THE PROBLEM:
Whenever a line below holds the word "JSON", copy that line.

::::

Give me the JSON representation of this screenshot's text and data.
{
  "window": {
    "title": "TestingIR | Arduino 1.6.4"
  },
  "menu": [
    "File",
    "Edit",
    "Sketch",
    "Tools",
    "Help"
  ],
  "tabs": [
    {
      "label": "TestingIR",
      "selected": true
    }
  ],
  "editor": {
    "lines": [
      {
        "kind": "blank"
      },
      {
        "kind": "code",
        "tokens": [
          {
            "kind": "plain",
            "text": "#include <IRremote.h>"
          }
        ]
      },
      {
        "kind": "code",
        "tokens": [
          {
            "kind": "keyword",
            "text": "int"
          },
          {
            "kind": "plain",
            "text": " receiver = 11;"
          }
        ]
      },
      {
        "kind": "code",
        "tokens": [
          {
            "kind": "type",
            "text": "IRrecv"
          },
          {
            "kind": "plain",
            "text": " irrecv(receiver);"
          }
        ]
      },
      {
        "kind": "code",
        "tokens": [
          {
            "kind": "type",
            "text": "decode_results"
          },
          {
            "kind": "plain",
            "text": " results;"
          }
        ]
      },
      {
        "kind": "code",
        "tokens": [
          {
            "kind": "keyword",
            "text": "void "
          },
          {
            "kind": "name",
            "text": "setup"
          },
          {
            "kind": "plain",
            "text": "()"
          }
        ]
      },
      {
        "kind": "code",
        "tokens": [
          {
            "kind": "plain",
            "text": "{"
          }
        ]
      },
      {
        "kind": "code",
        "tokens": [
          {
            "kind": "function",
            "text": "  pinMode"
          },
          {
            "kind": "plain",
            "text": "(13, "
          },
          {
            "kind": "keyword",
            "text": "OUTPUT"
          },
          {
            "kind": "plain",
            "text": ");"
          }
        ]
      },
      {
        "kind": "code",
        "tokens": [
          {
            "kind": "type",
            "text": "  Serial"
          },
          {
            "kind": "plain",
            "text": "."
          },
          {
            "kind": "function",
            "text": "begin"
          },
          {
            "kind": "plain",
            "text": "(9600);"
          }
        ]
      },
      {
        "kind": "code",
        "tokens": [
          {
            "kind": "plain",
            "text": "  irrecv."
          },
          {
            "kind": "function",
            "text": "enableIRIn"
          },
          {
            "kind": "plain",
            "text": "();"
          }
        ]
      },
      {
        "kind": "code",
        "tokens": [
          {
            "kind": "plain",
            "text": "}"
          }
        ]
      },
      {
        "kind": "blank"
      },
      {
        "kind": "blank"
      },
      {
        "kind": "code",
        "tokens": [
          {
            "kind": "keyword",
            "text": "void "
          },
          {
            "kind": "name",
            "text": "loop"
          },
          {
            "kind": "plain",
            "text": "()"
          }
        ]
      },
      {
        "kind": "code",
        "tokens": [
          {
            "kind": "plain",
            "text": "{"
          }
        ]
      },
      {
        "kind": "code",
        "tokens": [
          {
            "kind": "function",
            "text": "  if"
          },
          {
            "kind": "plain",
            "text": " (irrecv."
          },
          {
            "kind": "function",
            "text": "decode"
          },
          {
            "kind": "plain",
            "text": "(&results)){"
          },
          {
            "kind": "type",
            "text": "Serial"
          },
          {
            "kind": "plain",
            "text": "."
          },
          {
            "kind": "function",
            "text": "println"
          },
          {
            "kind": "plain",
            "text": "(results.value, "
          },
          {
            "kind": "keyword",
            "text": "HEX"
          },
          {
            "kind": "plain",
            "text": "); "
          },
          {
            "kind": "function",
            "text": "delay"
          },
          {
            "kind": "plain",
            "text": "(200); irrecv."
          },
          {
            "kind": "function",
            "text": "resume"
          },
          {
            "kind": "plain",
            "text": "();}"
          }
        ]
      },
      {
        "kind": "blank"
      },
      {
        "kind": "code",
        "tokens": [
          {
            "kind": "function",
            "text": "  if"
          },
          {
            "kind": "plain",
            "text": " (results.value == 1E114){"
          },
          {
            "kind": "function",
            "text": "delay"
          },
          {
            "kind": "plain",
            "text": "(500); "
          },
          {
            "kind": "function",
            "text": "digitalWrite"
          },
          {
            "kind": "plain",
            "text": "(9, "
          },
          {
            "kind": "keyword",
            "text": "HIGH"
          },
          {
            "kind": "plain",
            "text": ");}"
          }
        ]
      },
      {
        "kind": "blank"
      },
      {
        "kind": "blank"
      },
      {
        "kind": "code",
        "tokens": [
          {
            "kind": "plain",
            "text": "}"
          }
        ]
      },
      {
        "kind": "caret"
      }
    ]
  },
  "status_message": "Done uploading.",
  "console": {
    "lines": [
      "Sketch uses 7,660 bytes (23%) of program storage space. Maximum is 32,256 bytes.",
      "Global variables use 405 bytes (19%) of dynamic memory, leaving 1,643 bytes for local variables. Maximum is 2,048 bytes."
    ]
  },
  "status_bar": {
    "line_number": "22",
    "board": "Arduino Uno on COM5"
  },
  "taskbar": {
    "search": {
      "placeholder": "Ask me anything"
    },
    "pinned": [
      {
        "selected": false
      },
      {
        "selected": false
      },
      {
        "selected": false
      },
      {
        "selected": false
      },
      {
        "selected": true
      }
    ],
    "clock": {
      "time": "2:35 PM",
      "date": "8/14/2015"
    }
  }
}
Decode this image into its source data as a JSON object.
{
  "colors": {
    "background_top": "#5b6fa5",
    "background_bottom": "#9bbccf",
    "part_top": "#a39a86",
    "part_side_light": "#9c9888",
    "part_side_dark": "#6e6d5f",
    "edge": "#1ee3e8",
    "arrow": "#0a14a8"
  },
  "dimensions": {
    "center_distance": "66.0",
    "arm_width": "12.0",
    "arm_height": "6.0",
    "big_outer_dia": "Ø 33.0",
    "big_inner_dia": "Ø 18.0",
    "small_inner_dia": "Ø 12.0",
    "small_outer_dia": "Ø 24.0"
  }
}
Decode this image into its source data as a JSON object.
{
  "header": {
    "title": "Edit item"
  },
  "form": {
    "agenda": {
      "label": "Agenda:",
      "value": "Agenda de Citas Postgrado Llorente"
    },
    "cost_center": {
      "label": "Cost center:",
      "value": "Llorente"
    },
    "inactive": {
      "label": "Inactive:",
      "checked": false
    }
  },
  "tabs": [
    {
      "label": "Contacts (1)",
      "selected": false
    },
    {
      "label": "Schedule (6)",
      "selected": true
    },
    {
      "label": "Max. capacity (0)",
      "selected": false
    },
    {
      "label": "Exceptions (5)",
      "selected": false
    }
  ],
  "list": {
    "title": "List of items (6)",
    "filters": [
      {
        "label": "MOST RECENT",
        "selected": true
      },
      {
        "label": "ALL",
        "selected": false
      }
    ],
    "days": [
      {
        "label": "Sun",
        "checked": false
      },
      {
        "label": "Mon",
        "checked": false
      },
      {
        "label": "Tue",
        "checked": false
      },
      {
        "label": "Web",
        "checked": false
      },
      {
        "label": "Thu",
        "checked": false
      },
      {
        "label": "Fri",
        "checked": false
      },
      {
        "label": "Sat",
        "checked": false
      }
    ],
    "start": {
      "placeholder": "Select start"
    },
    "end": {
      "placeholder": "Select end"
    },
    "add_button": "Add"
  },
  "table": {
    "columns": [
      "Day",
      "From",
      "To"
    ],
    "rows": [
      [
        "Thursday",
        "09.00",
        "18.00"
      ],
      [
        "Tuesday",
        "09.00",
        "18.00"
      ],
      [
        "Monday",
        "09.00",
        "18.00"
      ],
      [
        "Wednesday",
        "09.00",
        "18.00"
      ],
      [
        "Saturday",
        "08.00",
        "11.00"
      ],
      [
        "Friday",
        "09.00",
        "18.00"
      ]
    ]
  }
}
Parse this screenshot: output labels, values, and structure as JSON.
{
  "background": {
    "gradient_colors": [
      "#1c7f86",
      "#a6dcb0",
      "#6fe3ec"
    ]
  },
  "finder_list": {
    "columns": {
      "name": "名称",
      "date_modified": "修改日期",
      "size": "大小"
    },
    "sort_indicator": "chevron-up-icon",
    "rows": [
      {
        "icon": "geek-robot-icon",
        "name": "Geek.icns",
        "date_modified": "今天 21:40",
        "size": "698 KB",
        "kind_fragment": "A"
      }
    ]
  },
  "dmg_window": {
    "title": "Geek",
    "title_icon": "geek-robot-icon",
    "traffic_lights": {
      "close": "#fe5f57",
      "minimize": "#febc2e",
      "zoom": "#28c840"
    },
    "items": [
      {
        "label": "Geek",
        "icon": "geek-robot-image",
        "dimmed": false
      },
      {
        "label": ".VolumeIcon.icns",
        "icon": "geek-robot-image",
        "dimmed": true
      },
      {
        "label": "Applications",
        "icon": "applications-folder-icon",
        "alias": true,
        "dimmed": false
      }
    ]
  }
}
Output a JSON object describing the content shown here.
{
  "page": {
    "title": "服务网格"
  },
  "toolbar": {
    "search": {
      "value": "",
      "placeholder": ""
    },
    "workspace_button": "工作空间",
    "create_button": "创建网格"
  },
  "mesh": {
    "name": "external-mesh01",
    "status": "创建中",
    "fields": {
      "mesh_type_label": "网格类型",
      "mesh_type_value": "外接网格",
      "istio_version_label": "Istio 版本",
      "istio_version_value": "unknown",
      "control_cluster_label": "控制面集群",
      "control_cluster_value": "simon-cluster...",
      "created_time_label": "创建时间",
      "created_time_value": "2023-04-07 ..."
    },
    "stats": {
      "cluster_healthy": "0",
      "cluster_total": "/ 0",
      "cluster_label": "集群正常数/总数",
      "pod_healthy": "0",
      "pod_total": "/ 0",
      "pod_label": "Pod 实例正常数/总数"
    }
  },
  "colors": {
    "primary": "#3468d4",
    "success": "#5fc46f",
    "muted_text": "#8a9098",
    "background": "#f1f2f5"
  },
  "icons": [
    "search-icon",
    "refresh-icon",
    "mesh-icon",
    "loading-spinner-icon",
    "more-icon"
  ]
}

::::

SOLUTION:
Give me the JSON representation of this screenshot's text and data.
Decode this image into its source data as a JSON object.
Decode this image into its source data as a JSON object.
Parse this screenshot: output labels, values, and structure as JSON.
Output a JSON object describing the content shown here.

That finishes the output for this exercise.